#### Input data:
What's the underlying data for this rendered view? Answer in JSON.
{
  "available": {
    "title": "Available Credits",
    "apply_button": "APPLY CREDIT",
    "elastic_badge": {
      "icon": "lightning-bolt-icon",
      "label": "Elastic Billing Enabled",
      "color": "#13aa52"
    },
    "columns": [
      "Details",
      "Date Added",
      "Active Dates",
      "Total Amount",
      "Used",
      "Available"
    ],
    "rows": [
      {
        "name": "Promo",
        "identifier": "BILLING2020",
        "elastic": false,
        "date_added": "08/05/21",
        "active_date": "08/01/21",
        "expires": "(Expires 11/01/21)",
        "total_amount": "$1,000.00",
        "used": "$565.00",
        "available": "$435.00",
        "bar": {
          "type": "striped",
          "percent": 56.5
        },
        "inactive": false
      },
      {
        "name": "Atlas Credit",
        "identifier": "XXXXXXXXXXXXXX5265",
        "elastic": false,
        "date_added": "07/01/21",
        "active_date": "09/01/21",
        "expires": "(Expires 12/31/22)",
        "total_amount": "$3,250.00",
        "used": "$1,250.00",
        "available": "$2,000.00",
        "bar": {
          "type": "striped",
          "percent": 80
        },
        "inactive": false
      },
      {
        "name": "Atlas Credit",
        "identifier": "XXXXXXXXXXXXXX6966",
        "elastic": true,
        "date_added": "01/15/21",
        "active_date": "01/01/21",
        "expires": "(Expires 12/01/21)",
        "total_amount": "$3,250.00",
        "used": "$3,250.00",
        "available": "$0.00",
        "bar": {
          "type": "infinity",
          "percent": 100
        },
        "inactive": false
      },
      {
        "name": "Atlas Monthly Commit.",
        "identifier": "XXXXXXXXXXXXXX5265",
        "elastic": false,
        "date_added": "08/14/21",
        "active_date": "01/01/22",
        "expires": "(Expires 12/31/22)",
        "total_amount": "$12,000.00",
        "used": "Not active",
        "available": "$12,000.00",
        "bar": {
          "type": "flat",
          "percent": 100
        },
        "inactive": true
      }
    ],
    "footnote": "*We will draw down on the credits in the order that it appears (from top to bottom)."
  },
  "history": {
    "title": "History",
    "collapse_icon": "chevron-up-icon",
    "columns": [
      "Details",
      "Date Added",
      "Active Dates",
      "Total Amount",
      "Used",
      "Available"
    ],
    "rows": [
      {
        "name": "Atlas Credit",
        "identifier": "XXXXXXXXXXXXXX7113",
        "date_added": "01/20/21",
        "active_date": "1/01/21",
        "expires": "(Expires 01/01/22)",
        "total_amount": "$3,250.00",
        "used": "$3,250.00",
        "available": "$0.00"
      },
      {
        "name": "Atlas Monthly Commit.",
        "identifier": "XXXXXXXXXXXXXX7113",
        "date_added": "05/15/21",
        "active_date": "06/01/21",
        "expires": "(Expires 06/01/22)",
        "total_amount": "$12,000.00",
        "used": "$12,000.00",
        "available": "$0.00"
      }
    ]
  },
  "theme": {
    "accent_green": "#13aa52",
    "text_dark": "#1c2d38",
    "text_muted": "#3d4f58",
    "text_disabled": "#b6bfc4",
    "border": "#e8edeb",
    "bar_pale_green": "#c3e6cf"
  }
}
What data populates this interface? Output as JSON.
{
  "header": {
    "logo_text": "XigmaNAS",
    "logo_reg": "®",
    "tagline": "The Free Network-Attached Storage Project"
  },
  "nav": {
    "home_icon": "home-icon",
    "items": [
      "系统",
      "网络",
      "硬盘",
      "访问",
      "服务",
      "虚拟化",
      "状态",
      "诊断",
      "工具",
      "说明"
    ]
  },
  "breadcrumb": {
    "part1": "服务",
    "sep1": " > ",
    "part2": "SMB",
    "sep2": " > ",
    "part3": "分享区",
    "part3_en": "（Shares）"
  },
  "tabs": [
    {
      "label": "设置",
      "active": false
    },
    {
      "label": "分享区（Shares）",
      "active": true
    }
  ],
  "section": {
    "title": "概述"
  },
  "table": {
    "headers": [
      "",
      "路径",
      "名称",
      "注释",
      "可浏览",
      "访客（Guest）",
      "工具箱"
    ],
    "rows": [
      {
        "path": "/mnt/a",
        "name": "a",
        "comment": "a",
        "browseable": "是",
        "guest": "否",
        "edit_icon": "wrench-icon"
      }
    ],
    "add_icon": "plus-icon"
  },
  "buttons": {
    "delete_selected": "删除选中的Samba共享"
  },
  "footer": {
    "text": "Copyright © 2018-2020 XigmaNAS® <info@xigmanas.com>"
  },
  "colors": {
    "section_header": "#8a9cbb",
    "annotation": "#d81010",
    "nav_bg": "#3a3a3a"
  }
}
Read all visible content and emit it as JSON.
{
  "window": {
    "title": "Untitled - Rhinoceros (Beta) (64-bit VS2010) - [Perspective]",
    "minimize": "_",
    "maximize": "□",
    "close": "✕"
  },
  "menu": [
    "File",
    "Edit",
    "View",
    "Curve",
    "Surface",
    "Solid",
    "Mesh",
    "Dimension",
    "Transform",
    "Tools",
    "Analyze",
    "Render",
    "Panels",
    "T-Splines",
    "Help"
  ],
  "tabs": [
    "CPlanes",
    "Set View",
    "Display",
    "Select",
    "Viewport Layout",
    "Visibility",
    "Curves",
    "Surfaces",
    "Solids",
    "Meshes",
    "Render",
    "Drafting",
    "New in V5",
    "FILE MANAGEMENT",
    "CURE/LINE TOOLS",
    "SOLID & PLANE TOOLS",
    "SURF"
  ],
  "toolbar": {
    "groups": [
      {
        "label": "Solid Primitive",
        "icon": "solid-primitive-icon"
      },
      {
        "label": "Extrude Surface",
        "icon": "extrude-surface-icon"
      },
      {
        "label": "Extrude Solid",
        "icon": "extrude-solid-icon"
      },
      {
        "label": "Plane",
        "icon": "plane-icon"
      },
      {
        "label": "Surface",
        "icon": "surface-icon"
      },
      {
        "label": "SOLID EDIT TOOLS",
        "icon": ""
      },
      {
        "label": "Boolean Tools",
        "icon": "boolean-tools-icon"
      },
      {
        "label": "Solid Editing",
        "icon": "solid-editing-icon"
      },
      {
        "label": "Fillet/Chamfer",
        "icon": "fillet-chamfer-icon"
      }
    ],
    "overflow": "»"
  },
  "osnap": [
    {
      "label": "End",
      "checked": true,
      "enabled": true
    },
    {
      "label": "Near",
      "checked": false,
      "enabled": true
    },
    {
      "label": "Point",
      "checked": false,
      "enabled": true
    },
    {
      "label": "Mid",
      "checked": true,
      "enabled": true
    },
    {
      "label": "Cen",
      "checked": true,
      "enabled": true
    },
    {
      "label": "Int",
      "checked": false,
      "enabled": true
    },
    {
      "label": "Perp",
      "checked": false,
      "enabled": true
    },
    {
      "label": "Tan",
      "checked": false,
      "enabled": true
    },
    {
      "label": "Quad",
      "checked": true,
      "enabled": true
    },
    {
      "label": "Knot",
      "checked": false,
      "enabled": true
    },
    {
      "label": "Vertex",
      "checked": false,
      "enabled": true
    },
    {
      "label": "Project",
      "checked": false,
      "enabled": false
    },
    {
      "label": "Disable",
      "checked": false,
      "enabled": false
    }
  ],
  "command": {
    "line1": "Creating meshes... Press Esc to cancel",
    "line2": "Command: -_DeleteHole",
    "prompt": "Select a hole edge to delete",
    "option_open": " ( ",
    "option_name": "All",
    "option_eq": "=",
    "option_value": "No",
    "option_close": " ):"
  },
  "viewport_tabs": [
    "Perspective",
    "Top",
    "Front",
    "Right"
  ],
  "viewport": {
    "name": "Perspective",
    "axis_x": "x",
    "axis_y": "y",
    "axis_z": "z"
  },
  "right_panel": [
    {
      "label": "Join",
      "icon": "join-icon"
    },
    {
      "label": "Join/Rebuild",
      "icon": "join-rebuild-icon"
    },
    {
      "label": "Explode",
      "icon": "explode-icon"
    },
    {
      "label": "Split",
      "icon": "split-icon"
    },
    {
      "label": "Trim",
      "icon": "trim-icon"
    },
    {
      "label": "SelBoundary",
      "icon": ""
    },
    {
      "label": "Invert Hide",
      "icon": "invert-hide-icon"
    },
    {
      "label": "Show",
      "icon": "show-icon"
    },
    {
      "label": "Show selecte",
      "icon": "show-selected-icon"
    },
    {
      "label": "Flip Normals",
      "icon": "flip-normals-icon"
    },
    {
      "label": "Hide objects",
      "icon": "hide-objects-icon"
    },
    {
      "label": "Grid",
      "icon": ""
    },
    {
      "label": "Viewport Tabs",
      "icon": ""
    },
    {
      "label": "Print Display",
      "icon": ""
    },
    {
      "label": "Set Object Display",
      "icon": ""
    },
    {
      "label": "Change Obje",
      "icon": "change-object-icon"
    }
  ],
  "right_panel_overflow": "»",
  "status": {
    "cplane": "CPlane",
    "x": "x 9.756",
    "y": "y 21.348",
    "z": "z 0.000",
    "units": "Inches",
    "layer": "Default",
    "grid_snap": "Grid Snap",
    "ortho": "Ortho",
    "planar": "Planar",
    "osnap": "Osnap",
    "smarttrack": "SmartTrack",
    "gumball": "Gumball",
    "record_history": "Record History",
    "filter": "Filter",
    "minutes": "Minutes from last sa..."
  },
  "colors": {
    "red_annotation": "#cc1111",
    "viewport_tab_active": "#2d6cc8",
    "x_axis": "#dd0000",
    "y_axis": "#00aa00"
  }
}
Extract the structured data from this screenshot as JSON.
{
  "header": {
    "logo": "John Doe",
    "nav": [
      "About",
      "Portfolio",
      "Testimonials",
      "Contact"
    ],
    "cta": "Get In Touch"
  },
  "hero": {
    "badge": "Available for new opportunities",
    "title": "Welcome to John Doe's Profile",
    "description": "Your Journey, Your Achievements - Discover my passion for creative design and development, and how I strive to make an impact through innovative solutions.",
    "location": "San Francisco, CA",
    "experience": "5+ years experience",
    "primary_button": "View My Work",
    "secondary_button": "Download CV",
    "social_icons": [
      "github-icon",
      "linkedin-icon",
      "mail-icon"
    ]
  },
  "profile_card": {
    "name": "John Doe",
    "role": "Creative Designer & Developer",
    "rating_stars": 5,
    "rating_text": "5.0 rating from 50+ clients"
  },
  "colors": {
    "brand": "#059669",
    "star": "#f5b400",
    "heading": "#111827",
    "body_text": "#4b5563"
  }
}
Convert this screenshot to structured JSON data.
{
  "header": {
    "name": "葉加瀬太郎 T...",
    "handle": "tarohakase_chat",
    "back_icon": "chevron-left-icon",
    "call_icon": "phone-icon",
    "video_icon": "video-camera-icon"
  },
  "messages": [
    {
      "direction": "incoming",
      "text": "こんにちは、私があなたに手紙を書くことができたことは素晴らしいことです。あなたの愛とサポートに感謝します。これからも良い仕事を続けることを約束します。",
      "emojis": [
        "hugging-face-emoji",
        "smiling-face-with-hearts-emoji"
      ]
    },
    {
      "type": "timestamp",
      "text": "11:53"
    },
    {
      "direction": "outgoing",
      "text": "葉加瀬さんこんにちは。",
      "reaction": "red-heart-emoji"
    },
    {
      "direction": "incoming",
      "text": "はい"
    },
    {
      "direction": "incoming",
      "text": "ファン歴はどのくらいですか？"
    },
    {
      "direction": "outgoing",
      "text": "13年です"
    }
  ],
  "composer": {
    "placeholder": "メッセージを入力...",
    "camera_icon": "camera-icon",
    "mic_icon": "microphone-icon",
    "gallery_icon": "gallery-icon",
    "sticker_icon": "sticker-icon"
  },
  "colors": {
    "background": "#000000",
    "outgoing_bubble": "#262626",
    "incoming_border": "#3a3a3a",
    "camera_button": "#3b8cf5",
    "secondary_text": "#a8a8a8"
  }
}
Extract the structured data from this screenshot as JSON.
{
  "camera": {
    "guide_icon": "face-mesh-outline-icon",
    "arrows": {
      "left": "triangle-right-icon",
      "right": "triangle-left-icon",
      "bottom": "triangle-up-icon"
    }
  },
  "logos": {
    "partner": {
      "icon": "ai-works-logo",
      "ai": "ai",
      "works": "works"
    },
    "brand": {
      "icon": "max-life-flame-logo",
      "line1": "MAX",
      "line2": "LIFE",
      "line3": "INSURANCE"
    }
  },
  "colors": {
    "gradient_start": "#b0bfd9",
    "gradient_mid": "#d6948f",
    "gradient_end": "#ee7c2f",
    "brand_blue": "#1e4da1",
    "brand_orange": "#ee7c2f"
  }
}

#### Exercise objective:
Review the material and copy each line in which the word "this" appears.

#### Answer:
What's the underlying data for this rendered view? Answer in JSON.
What data populates this interface? Output as JSON.
Extract the structured data from this screenshot as JSON.
Convert this screenshot to structured JSON data.
Extract the structured data from this screenshot as JSON.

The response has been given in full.